Could you retype the records word for word but without any pictures?

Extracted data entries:
____________

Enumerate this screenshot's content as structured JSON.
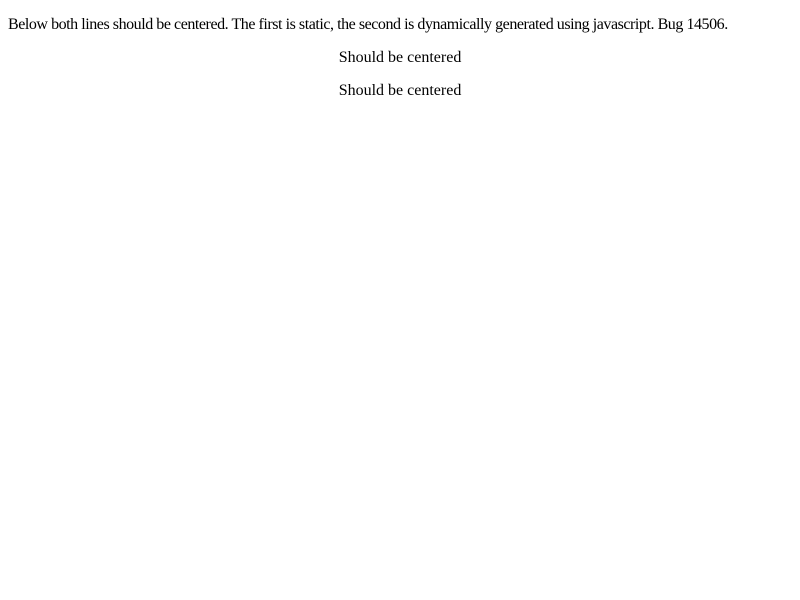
{
  "intro_text": "Below both lines should be centered. The first is static, the second is dynamically generated using javascript. Bug 14506.",
  "lines": [
    "Should be centered",
    "Should be centered"
  ]
}
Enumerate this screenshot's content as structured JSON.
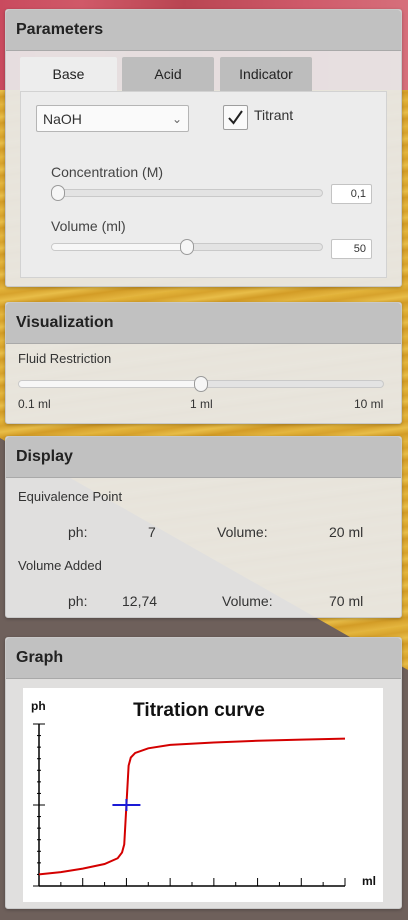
{
  "parameters": {
    "title": "Parameters",
    "tabs": [
      {
        "label": "Base",
        "active": true
      },
      {
        "label": "Acid",
        "active": false
      },
      {
        "label": "Indicator",
        "active": false
      }
    ],
    "substance": {
      "selected": "NaOH"
    },
    "titrant": {
      "label": "Titrant",
      "checked": true
    },
    "concentration": {
      "label": "Concentration (M)",
      "value": "0,1",
      "slider_fraction": 0.0
    },
    "volume": {
      "label": "Volume (ml)",
      "value": "50",
      "slider_fraction": 0.5
    }
  },
  "visualization": {
    "title": "Visualization",
    "fluid_restriction_label": "Fluid Restriction",
    "slider_fraction": 0.5,
    "ticks": {
      "min": "0.1 ml",
      "mid": "1 ml",
      "max": "10 ml"
    }
  },
  "display": {
    "title": "Display",
    "equivalence": {
      "heading": "Equivalence Point",
      "ph_label": "ph:",
      "ph_value": "7",
      "volume_label": "Volume:",
      "volume_value": "20 ml"
    },
    "added": {
      "heading": "Volume Added",
      "ph_label": "ph:",
      "ph_value": "12,74",
      "volume_label": "Volume:",
      "volume_value": "70 ml"
    }
  },
  "graph": {
    "title": "Graph",
    "chart_title": "Titration curve",
    "ylabel": "ph",
    "xlabel": "ml",
    "colors": {
      "curve": "#d40000",
      "marker": "#1a1ad6",
      "axis": "#000000"
    }
  },
  "chart_data": {
    "type": "line",
    "title": "Titration curve",
    "xlabel": "ml",
    "ylabel": "ph",
    "xlim": [
      0,
      70
    ],
    "ylim": [
      0,
      14
    ],
    "series": [
      {
        "x": [
          0,
          5,
          10,
          15,
          18,
          19,
          19.5,
          20,
          20.5,
          21,
          22,
          25,
          30,
          40,
          50,
          60,
          70
        ],
        "y": [
          1.0,
          1.2,
          1.5,
          1.9,
          2.4,
          2.9,
          3.6,
          7.0,
          10.4,
          11.1,
          11.5,
          11.9,
          12.2,
          12.4,
          12.55,
          12.65,
          12.74
        ]
      }
    ],
    "equivalence_marker": {
      "x": 20,
      "y": 7
    }
  }
}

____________

Exercise output:
Enumerate this screenshot's content as structured JSON.
{
  "intro_text": "Below both lines should be centered. The first is static, the second is dynamically generated using javascript. Bug 14506.",
  "lines": [
    "Should be centered",
    "Should be centered"
  ]
}
Enumerate this screenshot's content as structured JSON.
{
  "parameters": {
    "title": "Parameters",
    "tabs": [
      {
        "label": "Base",
        "active": true
      },
      {
        "label": "Acid",
        "active": false
      },
      {
        "label": "Indicator",
        "active": false
      }
    ],
    "substance": {
      "selected": "NaOH"
    },
    "titrant": {
      "label": "Titrant",
      "checked": true
    },
    "concentration": {
      "label": "Concentration (M)",
      "value": "0,1",
      "slider_fraction": 0.0
    },
    "volume": {
      "label": "Volume (ml)",
      "value": "50",
      "slider_fraction": 0.5
    }
  },
  "visualization": {
    "title": "Visualization",
    "fluid_restriction_label": "Fluid Restriction",
    "slider_fraction": 0.5,
    "ticks": {
      "min": "0.1 ml",
      "mid": "1 ml",
      "max": "10 ml"
    }
  },
  "display": {
    "title": "Display",
    "equivalence": {
      "heading": "Equivalence Point",
      "ph_label": "ph:",
      "ph_value": "7",
      "volume_label": "Volume:",
      "volume_value": "20 ml"
    },
    "added": {
      "heading": "Volume Added",
      "ph_label": "ph:",
      "ph_value": "12,74",
      "volume_label": "Volume:",
      "volume_value": "70 ml"
    }
  },
  "graph": {
    "title": "Graph",
    "chart_title": "Titration curve",
    "ylabel": "ph",
    "xlabel": "ml",
    "colors": {
      "curve": "#d40000",
      "marker": "#1a1ad6",
      "axis": "#000000"
    }
  },
  "chart_data": {
    "type": "line",
    "title": "Titration curve",
    "xlabel": "ml",
    "ylabel": "ph",
    "xlim": [
      0,
      70
    ],
    "ylim": [
      0,
      14
    ],
    "series": [
      {
        "x": [
          0,
          5,
          10,
          15,
          18,
          19,
          19.5,
          20,
          20.5,
          21,
          22,
          25,
          30,
          40,
          50,
          60,
          70
        ],
        "y": [
          1.0,
          1.2,
          1.5,
          1.9,
          2.4,
          2.9,
          3.6,
          7.0,
          10.4,
          11.1,
          11.5,
          11.9,
          12.2,
          12.4,
          12.55,
          12.65,
          12.74
        ]
      }
    ],
    "equivalence_marker": {
      "x": 20,
      "y": 7
    }
  }
}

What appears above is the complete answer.